→ Exercise directions: If an entry below contains an image, drop the image and retype the rest exactly.

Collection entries
==================================================
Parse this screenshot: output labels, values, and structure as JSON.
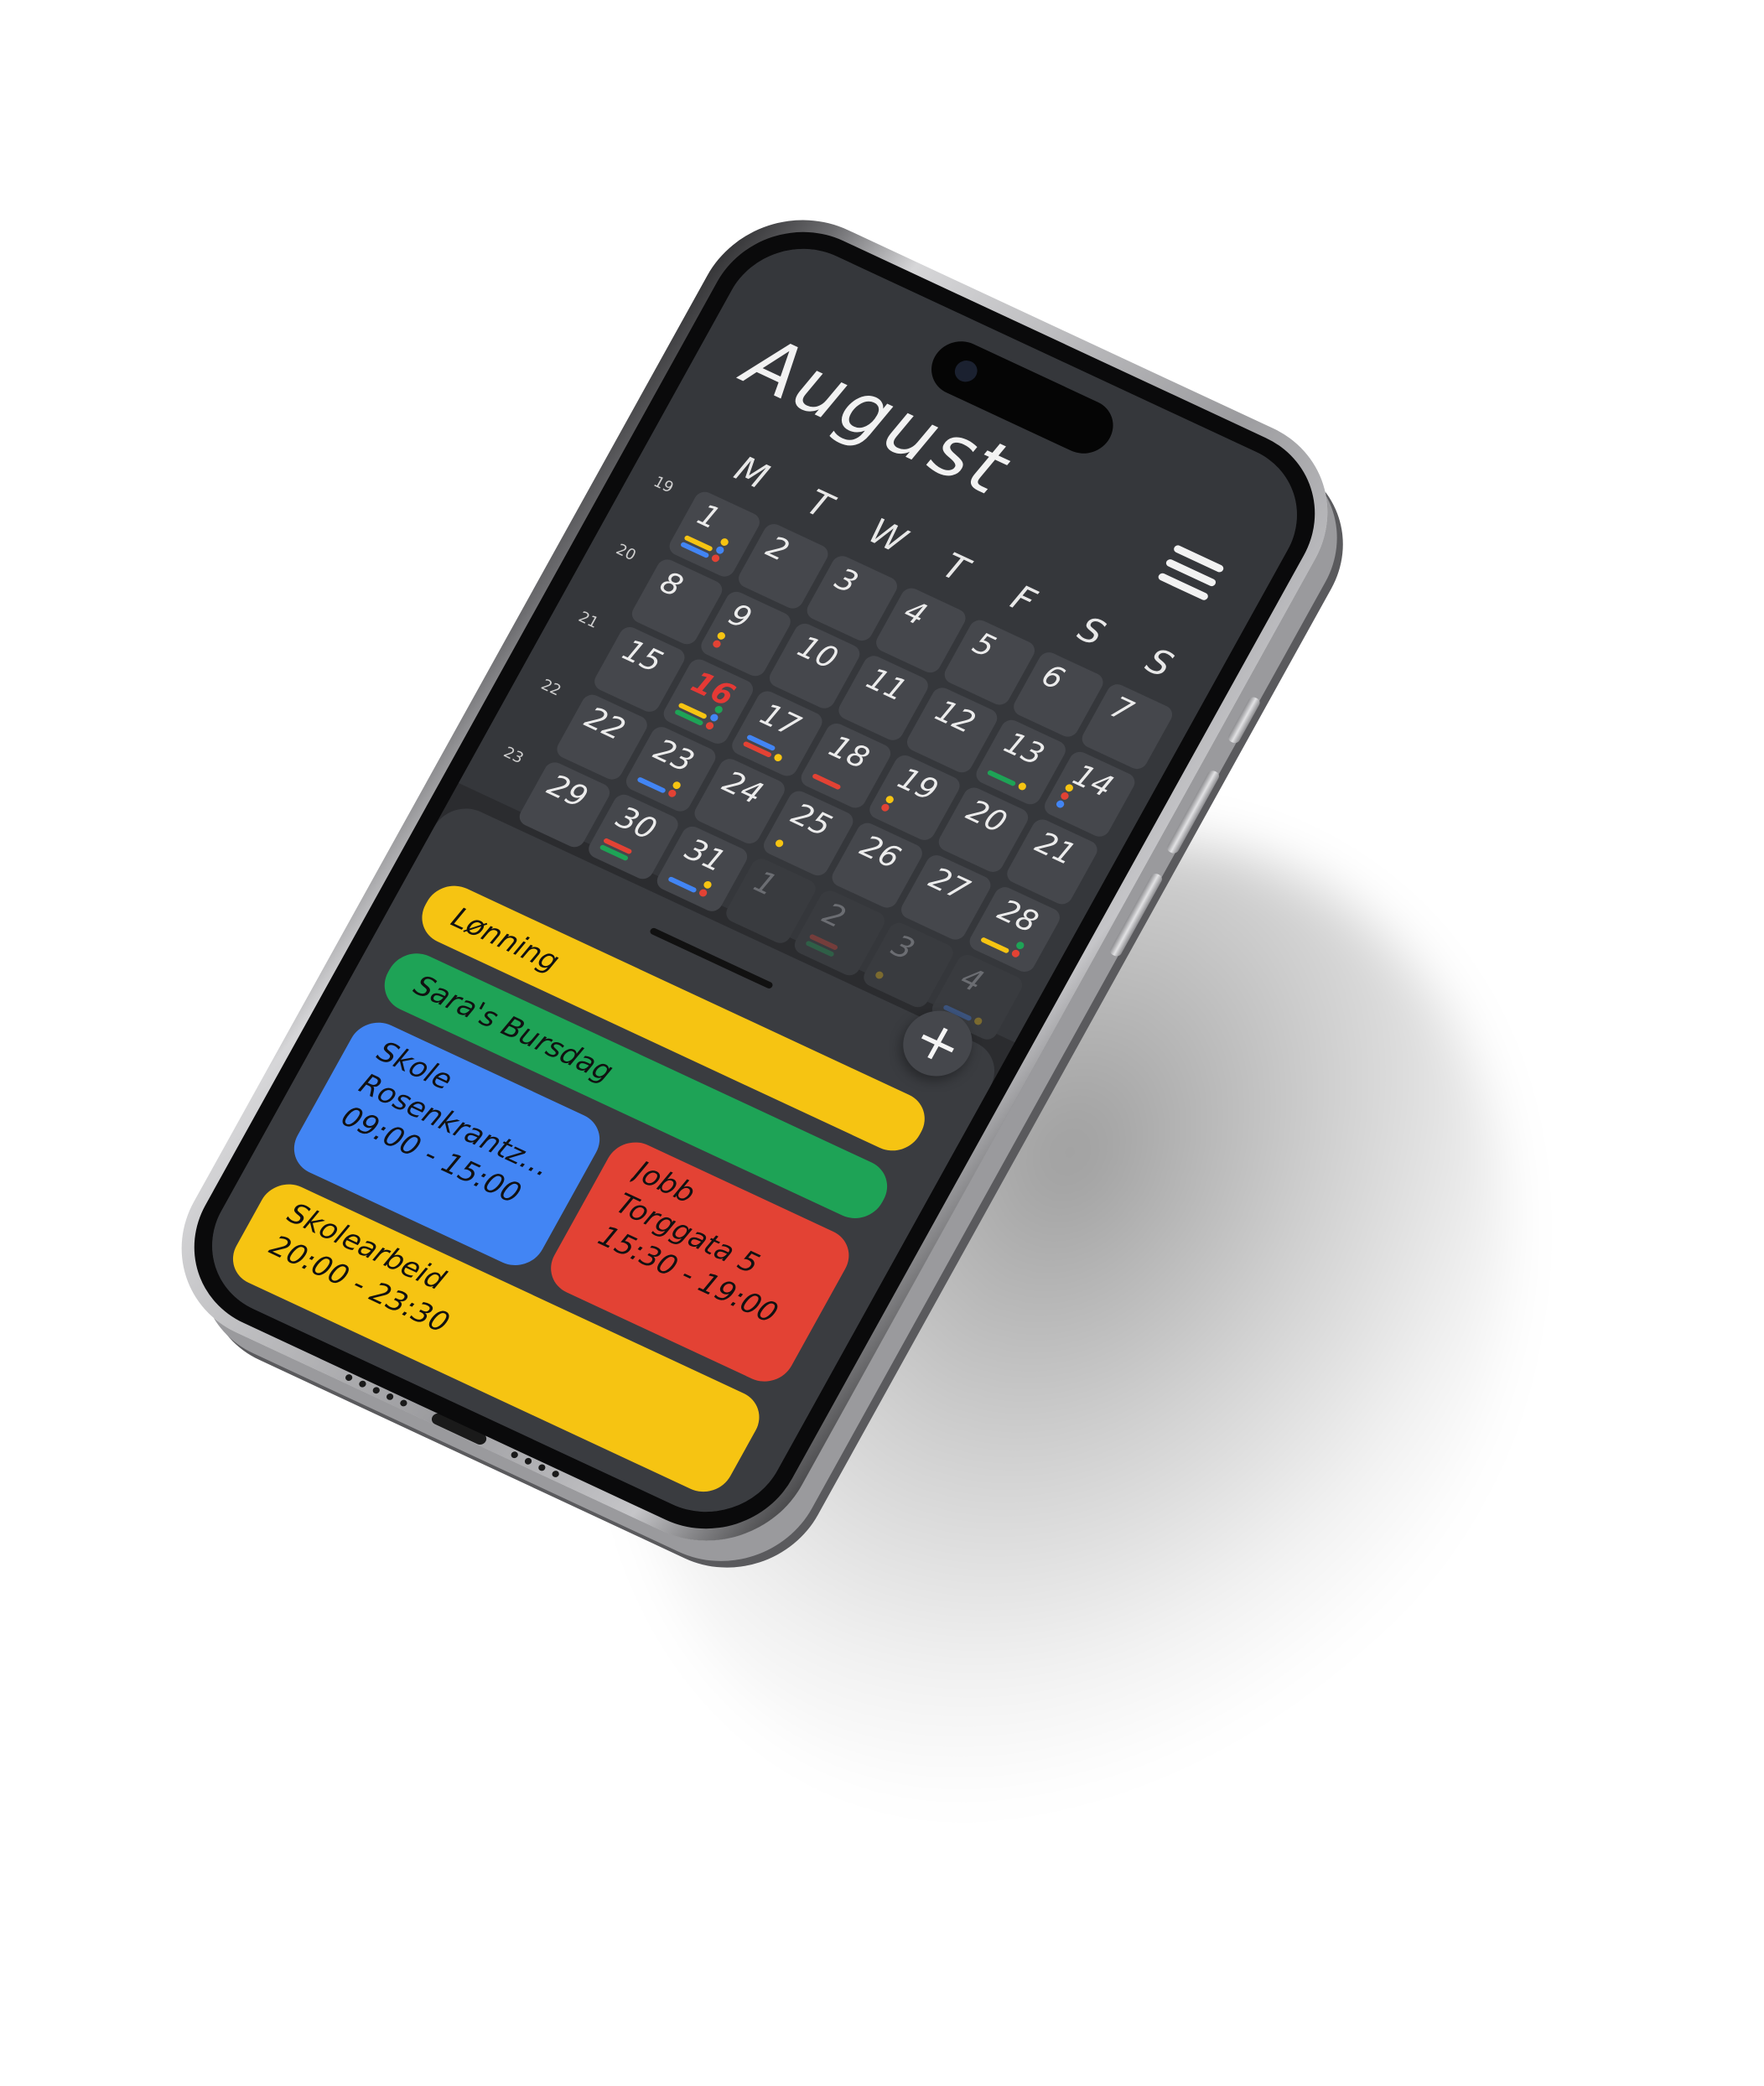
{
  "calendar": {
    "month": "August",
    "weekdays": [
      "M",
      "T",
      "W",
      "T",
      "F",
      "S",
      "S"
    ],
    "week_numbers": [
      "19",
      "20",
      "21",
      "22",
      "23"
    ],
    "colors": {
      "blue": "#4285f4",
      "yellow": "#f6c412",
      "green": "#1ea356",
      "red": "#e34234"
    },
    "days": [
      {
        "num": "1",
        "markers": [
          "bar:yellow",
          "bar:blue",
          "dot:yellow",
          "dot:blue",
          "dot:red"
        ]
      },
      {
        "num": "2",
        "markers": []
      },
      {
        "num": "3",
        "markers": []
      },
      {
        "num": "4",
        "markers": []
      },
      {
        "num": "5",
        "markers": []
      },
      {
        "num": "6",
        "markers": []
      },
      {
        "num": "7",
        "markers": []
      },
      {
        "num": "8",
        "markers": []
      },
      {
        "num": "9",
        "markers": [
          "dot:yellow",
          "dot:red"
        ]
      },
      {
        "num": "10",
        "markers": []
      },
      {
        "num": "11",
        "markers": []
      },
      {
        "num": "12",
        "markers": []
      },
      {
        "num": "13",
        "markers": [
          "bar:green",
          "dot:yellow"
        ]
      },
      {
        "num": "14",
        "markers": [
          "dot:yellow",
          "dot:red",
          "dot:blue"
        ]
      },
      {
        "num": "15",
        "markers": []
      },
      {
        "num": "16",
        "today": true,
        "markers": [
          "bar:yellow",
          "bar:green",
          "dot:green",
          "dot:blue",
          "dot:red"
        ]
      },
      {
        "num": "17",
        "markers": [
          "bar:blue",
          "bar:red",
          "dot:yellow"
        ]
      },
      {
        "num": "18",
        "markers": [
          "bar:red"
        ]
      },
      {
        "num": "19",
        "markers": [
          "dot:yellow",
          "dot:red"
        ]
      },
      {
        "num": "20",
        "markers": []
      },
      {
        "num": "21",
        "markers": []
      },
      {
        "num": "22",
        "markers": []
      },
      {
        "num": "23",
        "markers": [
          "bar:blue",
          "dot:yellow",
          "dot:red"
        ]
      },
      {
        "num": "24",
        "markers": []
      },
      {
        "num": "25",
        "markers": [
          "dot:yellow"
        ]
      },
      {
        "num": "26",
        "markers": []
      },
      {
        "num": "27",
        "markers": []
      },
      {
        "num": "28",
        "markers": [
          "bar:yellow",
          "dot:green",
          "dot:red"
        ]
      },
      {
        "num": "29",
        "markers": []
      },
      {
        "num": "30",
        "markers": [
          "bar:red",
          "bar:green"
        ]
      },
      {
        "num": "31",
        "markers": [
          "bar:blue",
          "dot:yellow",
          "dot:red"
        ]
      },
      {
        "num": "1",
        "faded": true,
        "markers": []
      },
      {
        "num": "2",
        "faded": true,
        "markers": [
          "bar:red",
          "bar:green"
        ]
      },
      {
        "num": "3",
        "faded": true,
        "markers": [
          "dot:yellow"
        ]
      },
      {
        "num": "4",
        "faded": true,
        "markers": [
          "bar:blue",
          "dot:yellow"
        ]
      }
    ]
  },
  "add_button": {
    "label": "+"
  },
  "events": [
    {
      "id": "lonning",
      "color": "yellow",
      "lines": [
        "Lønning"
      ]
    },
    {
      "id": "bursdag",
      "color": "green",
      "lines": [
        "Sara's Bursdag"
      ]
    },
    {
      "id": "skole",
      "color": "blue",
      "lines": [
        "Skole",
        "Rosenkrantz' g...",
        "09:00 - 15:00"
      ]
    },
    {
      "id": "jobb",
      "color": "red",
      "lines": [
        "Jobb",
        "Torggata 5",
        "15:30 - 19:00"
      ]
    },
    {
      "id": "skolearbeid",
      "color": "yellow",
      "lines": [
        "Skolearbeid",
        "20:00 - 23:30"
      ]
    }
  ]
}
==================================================
→ Reply:
Parse this screenshot: output labels, values, and structure as JSON.
{
  "calendar": {
    "month": "August",
    "weekdays": [
      "M",
      "T",
      "W",
      "T",
      "F",
      "S",
      "S"
    ],
    "week_numbers": [
      "19",
      "20",
      "21",
      "22",
      "23"
    ],
    "colors": {
      "blue": "#4285f4",
      "yellow": "#f6c412",
      "green": "#1ea356",
      "red": "#e34234"
    },
    "days": [
      {
        "num": "1",
        "markers": [
          "bar:yellow",
          "bar:blue",
          "dot:yellow",
          "dot:blue",
          "dot:red"
        ]
      },
      {
        "num": "2",
        "markers": []
      },
      {
        "num": "3",
        "markers": []
      },
      {
        "num": "4",
        "markers": []
      },
      {
        "num": "5",
        "markers": []
      },
      {
        "num": "6",
        "markers": []
      },
      {
        "num": "7",
        "markers": []
      },
      {
        "num": "8",
        "markers": []
      },
      {
        "num": "9",
        "markers": [
          "dot:yellow",
          "dot:red"
        ]
      },
      {
        "num": "10",
        "markers": []
      },
      {
        "num": "11",
        "markers": []
      },
      {
        "num": "12",
        "markers": []
      },
      {
        "num": "13",
        "markers": [
          "bar:green",
          "dot:yellow"
        ]
      },
      {
        "num": "14",
        "markers": [
          "dot:yellow",
          "dot:red",
          "dot:blue"
        ]
      },
      {
        "num": "15",
        "markers": []
      },
      {
        "num": "16",
        "today": true,
        "markers": [
          "bar:yellow",
          "bar:green",
          "dot:green",
          "dot:blue",
          "dot:red"
        ]
      },
      {
        "num": "17",
        "markers": [
          "bar:blue",
          "bar:red",
          "dot:yellow"
        ]
      },
      {
        "num": "18",
        "markers": [
          "bar:red"
        ]
      },
      {
        "num": "19",
        "markers": [
          "dot:yellow",
          "dot:red"
        ]
      },
      {
        "num": "20",
        "markers": []
      },
      {
        "num": "21",
        "markers": []
      },
      {
        "num": "22",
        "markers": []
      },
      {
        "num": "23",
        "markers": [
          "bar:blue",
          "dot:yellow",
          "dot:red"
        ]
      },
      {
        "num": "24",
        "markers": []
      },
      {
        "num": "25",
        "markers": [
          "dot:yellow"
        ]
      },
      {
        "num": "26",
        "markers": []
      },
      {
        "num": "27",
        "markers": []
      },
      {
        "num": "28",
        "markers": [
          "bar:yellow",
          "dot:green",
          "dot:red"
        ]
      },
      {
        "num": "29",
        "markers": []
      },
      {
        "num": "30",
        "markers": [
          "bar:red",
          "bar:green"
        ]
      },
      {
        "num": "31",
        "markers": [
          "bar:blue",
          "dot:yellow",
          "dot:red"
        ]
      },
      {
        "num": "1",
        "faded": true,
        "markers": []
      },
      {
        "num": "2",
        "faded": true,
        "markers": [
          "bar:red",
          "bar:green"
        ]
      },
      {
        "num": "3",
        "faded": true,
        "markers": [
          "dot:yellow"
        ]
      },
      {
        "num": "4",
        "faded": true,
        "markers": [
          "bar:blue",
          "dot:yellow"
        ]
      }
    ]
  },
  "add_button": {
    "label": "+"
  },
  "events": [
    {
      "id": "lonning",
      "color": "yellow",
      "lines": [
        "Lønning"
      ]
    },
    {
      "id": "bursdag",
      "color": "green",
      "lines": [
        "Sara's Bursdag"
      ]
    },
    {
      "id": "skole",
      "color": "blue",
      "lines": [
        "Skole",
        "Rosenkrantz' g...",
        "09:00 - 15:00"
      ]
    },
    {
      "id": "jobb",
      "color": "red",
      "lines": [
        "Jobb",
        "Torggata 5",
        "15:30 - 19:00"
      ]
    },
    {
      "id": "skolearbeid",
      "color": "yellow",
      "lines": [
        "Skolearbeid",
        "20:00 - 23:30"
      ]
    }
  ]
}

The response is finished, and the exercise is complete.